### [Task item]
For each line of the data below, test for "checked". Report only the number of lines that pass.

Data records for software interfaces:
● ● ● ● ● ● ●
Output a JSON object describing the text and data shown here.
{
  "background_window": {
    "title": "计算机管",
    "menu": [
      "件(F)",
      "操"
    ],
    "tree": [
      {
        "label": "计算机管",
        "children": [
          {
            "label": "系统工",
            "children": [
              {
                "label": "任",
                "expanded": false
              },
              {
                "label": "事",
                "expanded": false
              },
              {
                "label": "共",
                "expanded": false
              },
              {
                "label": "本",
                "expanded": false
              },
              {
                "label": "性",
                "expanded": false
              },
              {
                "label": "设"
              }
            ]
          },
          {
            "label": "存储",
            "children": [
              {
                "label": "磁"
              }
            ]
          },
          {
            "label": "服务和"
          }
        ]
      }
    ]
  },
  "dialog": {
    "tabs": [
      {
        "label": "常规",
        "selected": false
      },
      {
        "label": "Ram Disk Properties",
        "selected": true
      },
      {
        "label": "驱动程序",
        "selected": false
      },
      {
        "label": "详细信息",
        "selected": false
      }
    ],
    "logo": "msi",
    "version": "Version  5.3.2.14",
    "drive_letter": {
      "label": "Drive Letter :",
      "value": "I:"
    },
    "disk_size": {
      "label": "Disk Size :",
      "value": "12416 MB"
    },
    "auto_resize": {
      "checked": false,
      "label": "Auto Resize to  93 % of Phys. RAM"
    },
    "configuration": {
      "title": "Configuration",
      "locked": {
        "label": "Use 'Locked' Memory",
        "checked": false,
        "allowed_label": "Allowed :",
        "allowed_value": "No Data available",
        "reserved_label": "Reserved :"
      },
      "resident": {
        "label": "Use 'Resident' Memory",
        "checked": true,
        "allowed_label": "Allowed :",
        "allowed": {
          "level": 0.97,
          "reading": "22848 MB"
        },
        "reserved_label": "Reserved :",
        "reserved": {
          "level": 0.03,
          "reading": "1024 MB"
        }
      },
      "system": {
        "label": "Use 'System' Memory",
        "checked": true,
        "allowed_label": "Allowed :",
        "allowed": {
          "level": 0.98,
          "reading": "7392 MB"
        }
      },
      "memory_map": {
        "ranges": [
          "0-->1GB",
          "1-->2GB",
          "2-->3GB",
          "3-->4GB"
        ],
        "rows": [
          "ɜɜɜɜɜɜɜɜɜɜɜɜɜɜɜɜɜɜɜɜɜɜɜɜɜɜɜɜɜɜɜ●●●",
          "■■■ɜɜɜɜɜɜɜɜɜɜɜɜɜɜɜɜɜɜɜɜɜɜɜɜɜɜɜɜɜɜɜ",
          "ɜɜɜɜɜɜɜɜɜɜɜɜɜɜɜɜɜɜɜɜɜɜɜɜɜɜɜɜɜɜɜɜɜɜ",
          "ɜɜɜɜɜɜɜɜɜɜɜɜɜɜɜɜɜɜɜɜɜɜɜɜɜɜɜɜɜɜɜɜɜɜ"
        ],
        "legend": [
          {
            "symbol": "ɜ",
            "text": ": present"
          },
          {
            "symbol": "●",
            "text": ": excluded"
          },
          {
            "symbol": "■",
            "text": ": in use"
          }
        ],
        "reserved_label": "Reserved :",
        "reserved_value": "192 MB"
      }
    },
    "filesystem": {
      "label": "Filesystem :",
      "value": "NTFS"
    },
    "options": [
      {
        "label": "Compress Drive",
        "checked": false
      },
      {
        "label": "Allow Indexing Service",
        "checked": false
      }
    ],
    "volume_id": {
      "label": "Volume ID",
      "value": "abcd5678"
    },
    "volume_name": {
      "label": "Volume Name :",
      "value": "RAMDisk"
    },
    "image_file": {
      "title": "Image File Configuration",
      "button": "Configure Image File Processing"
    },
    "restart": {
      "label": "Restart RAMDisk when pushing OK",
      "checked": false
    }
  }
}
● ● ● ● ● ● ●
### [Exercise response]
7